Cannabis Health News reports…
Leaders on the Isle of Man have backed a licensing system for the cultivation of medical cannabis on the island.
The Isle of Man’s parliament, Tynwald, voted unanimously on Tuesday 19 January to approve the regulations which will allow for the cultivation of medicinal cannabis.
Medical cannabis grown on the island can now be exported to a global market, boosting the economy and creating potentially hundreds of employment opportunities.
The island has set its sight on becoming a ‘centre of excellence’ for the cultivation of cannabis for medicinal use, with regulations allowing licences to be issued for the indoor cultivation of limited strength THC in a controlled environment.
The Gambling Supervision Commission (GSC) will be responsible for the granting of licenses and ensuring rules around quality and security within the sector are followed, after a transfer of power from the Department of Health in December 2020.misuse-of-drugs-cannabis-regulations-2020-signed-copy
For the last year, London-based cannabis consultancy firm, The Canna Consultants have acted as exclusive consultants to the Isle of Man in the development of these regulations.
Welcoming the outcome, co-founder and director, Stephen Oliver, said it was an ‘exciting time’ for the industry and the island.
“We’re very pleased with the outcome, which is what we hoped for,” he told Cannabis Health.
“It’s a very exciting time for the island. We see it as providing huge opportunities for young people there, which have previously been limited.”
He added: “The island is very progressive and I think we’ll find that this is a staged implementation, they embrace the idea of becoming a centre of excellence of research and development.”
The first test crops and license applications are expected this year, with the production of the first of medicinal products from the island in the next two years.
According to Oliver, the Isle of Man’s ability to offer longevity and security, have set it up to become a world leader in the sector.
“We’ve seen huge acquisitions and licence applications across the globe, but one of the things the Isle of Man offers is a stable government, the ministers are all independent and have the ability to pass progressive laws,” he said
“People who want to cultivate cannabis want a secure regime, they want the longevity and security that’s offered with that. They don’t want to invest millions of pounds and then wonder whether or not in five or 10 years time that’s going to be removed.”
The Canna Consultants are now working with industry participants who wish to obtain licences on the Isle of Man to export medical cannabis to other countries in Europe.
Oliver also expects to see joint ventures between land and infrastructure owners and firms with more experience of indoor cultivation.
Although medical cannabis will still not be able to be accessed locally, the move is considered a step in the right direction.
“Some of the kickback has been that this doesn’t allow people on the island to get access to cannabis medicines, but as we’ve seen, globally, all of these are stepped changes,” Oliver said.

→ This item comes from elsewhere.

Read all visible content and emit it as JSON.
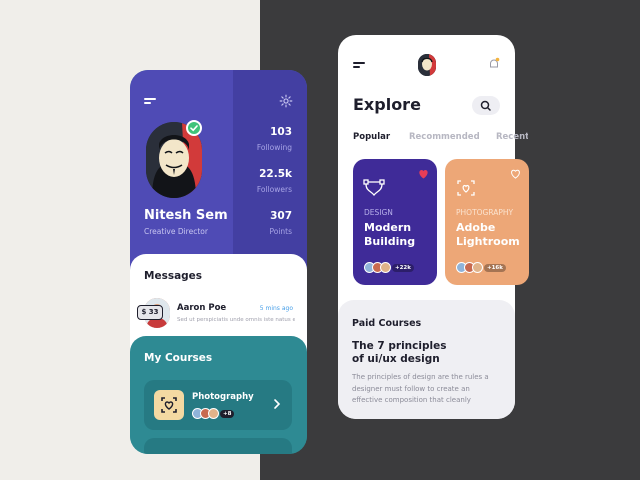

“The important thing here is that containment of quality and being selective about the type of producers which can come to the island and looking at the creation of employment and opportunities.”
Will the move have a knock-on effect in the UK, where hemp farmers are still not permitted to utilise the flower or buds of the cannabis plant?
“I think it has to have a positive effect eventually, but I don’t expect it to happen overnight,” added Oliver.
“We saw the revolutionary access to medical cannabis two years ago, but this is not about a single piece of legislation it’s about an attitude.
“We’ve got the Channel Islands, which are also very progressive and where we’ve seen recent investment in medicinal cannabis facilities there.
“I think the UK government is going to have to react at some stage.”
Also see BBC report. 19 January 2021: https://www.bbc.com/news/world-europe-isle-of-man-55738910